**Task directions:**
Once you find a line containing the word "THEY" in the entries below, copy it.

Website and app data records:
▶
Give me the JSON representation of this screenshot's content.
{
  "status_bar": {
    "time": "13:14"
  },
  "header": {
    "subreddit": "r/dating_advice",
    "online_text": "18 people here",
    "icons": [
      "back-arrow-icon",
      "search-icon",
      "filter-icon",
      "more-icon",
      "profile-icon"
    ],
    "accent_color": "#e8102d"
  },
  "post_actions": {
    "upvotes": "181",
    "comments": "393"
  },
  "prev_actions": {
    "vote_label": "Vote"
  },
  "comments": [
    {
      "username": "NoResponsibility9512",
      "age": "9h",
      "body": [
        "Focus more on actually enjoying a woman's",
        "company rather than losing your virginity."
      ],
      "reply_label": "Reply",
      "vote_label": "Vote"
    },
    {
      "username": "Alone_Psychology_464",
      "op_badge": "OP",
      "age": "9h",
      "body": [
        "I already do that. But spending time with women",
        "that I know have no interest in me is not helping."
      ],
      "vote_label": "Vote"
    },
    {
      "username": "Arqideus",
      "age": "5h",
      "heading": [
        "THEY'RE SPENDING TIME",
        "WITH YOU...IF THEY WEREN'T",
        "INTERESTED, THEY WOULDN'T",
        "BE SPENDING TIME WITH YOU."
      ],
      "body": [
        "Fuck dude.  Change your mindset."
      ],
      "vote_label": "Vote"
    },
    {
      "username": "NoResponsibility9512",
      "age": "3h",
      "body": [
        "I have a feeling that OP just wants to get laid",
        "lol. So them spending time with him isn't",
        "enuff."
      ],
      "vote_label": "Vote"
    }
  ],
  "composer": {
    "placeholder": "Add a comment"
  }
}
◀
**Exercise response:**
        "THEY'RE SPENDING TIME",
        "WITH YOU...IF THEY WEREN'T",
        "INTERESTED, THEY WOULDN'T",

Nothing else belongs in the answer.